> What you need to do
List every line below containing "level".

══ Input material ══

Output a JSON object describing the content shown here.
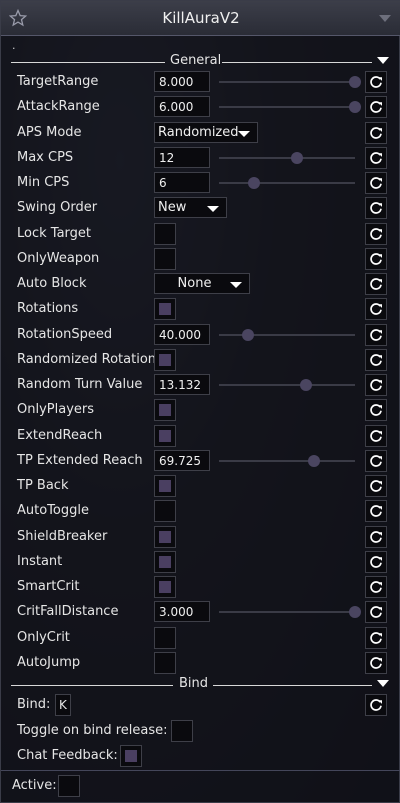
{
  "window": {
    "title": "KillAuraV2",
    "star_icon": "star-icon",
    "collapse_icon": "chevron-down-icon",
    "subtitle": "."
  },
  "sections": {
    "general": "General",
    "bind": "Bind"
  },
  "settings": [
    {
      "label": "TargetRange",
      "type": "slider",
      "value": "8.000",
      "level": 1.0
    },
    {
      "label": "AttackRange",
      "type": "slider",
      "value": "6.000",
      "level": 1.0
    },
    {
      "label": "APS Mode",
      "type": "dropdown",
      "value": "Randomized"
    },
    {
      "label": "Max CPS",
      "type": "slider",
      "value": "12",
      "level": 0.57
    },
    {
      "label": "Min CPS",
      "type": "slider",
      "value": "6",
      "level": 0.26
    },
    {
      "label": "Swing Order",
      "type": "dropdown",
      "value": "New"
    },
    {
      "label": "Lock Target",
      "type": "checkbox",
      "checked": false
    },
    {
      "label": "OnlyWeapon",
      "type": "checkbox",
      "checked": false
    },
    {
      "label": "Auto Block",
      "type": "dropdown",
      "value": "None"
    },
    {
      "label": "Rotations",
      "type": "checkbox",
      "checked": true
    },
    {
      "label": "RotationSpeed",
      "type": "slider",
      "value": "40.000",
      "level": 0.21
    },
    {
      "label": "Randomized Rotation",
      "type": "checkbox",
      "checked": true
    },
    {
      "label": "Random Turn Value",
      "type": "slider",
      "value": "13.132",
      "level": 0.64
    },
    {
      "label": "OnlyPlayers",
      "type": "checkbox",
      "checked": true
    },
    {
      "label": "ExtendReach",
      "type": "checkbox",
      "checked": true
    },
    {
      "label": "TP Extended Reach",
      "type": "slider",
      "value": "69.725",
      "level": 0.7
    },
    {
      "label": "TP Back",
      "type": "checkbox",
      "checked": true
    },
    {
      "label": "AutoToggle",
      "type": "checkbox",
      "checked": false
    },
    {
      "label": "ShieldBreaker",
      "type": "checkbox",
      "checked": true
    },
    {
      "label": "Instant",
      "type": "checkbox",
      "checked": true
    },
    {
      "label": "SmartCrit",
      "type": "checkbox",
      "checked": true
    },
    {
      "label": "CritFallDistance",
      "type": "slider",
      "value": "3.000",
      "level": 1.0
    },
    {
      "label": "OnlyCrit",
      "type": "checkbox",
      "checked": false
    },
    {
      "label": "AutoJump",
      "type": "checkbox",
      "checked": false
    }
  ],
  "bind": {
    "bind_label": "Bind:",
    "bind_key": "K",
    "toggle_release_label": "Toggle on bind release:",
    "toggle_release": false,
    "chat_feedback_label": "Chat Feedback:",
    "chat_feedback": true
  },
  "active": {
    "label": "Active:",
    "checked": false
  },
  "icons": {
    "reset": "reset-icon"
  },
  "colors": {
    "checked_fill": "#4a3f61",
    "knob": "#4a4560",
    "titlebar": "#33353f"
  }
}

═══
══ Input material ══

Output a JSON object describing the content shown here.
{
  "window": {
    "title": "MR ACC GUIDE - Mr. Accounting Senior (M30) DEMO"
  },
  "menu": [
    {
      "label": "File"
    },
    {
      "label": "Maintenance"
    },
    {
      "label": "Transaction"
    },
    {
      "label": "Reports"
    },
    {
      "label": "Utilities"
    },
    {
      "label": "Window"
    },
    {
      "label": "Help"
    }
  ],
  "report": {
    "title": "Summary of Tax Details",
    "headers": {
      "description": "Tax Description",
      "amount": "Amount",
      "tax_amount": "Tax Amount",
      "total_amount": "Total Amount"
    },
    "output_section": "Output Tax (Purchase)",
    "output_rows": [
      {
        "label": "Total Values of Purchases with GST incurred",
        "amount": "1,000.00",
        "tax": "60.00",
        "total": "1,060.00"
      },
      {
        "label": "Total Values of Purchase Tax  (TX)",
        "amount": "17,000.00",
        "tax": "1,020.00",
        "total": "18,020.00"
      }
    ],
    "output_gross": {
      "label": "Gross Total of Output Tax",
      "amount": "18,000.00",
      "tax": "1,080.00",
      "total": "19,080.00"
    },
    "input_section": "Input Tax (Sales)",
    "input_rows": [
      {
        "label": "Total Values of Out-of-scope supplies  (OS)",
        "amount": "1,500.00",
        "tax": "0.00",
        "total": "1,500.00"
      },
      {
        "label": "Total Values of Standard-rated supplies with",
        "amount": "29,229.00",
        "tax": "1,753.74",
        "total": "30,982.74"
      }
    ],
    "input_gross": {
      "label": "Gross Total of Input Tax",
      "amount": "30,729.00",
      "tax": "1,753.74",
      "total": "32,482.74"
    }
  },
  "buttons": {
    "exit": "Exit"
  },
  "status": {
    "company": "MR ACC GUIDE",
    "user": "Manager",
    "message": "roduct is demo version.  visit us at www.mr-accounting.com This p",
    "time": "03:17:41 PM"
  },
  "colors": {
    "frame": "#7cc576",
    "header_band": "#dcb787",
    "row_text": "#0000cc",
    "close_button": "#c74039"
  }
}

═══

> Response area
      "level": 1.0
      "level": 1.0
      "level": 0.57
      "level": 0.26
      "level": 0.21
      "level": 0.64
      "level": 0.7
      "level": 1.0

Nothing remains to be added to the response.